### EXERCISE GOAL
Copy each line of the records that contains the word "icon".

### DATA PROVIDED
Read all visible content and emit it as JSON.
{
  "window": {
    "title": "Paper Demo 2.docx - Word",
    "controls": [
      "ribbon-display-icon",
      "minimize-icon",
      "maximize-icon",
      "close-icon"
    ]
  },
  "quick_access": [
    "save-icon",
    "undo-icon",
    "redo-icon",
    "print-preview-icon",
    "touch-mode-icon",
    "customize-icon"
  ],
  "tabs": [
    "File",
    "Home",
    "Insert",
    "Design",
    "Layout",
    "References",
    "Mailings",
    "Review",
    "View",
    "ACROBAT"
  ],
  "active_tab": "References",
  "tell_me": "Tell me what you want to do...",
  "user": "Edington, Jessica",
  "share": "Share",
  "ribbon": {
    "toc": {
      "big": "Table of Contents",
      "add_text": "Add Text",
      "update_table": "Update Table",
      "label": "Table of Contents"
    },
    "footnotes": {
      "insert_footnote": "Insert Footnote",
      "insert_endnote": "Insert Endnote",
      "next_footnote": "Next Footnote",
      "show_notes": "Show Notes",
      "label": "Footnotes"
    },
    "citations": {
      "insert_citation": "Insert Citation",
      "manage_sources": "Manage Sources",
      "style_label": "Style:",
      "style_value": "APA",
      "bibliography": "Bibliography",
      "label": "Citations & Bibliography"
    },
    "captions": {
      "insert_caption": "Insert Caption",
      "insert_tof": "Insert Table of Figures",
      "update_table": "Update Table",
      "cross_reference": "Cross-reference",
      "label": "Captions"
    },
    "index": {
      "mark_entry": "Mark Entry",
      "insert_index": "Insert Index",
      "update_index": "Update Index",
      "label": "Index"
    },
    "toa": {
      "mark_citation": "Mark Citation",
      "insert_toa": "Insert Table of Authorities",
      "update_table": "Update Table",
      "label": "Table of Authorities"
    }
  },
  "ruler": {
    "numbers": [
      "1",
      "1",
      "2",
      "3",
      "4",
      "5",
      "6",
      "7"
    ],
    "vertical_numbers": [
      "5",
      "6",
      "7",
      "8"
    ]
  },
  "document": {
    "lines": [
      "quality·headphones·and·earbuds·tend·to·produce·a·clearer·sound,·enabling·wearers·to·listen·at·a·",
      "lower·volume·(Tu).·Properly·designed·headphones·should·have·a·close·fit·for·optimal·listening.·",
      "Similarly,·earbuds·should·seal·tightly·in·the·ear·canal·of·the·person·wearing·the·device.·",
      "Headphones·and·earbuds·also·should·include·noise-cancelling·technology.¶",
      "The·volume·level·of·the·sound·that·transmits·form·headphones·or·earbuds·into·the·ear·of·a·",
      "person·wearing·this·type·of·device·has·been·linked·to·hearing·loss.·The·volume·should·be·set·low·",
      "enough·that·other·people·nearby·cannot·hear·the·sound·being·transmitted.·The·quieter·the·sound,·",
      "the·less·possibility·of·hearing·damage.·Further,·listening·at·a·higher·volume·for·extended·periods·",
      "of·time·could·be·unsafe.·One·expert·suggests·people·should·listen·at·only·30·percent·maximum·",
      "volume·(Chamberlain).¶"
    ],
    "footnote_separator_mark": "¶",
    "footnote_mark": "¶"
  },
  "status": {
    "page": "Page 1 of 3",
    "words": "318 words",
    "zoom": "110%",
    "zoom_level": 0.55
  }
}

### RESPONSE TO THE EXERCISE
      "ribbon-display-icon",
      "minimize-icon",
      "maximize-icon",
      "close-icon"
    "save-icon",
    "undo-icon",
    "redo-icon",
    "print-preview-icon",
    "touch-mode-icon",
    "customize-icon"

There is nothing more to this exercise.